If you are looking for a way to talk to your young children or grandchildren about your hearing loss, Papa, Can You Hear Me Now?, a new children’s book by audiologist Dr. Amit Gosalia, may be the answer. With colorful illustrations and simple to understand language, the book tells a positive story about the ways that hearing aids can help bring families closer.
New Book Highlights the Power of Hearing Aids
While the story is simple, its overall message is clear: Hearing aids help with communication. In Anna’s first visit to her Papa’s house, Papa replies strangely to Anna’s questions because he mishears them. He sits quietly at the dinner table, disengaged from the conversation. Anna worries her Papa might be angry with her since he is less interactive.
Anna’s next visit is better because her Papa is now using hearing aids. He is attentive and engaged at family meals and responds appropriately to her questions. Anna asks him why he was angry with her at the previous visit, and he explains that he wasn’t angry, he just couldn’t hear as well as he can now that he has hearing aids.
As hearing aid wearers, we know that hearing aids do not solve all listening problems, especially in loud settings or where there are multiple speakers. Hearing aids are most impactful in one-on-one conversations in quiet settings, like the one in this story. These nuances are overlooked, but rightly so, keeping the dialogue at an appropriate age level.
How to Teach Grandchildren About Hearing Loss
Young children are often difficult to understand. They may mumble, or slur their words together, and typically have softer and higher pitched voices. That is, when they are not shrieking with delight or terror. This manner of speaking makes it hard to understand them under the best of conditions. With hearing loss, it can be even tougher, especially with age-related hearing loss, which tends to occur in the higher frequencies.
In my earlier post “How to Talk to Your Grandchildren About Hearing Loss,” I share several tips for educating young children about hearing loss so they can help you hear your best. Things like getting your attention before speaking and being sure to face you when talking are simple fixes that can make the difference between a fun and a frustrating visit.
Other tips include teaching them to take turns speaking and to talk at a normal volume and pace to help with speechreading. If you miss something, be sure to ask for clarification. And keep your sense of humor intact. Mishears can be funny if you let them. Children, especially young ones, are very accepting. Show them that you are OK with your hearing loss and they will be too.

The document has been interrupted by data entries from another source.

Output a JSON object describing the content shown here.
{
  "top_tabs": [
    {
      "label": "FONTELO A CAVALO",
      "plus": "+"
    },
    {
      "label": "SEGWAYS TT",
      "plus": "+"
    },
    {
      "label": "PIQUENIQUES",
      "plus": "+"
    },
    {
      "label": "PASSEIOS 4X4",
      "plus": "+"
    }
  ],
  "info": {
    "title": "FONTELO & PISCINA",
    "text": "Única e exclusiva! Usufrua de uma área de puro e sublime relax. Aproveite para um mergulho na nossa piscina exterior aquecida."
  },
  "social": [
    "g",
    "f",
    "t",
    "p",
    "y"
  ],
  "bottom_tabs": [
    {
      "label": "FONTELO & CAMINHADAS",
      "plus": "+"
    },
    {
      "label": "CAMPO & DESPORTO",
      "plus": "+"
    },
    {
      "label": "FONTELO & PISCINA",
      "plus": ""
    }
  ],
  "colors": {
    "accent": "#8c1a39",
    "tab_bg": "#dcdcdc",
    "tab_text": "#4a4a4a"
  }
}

Reading books about hearing loss can be a wonderful way to explain your hearing loss and a fun activity. If you have a young child in your hearing loss live, be sure to add Papa, Can You Hear Me Now? to your reading list.
Readers, do you have trouble hearing young children?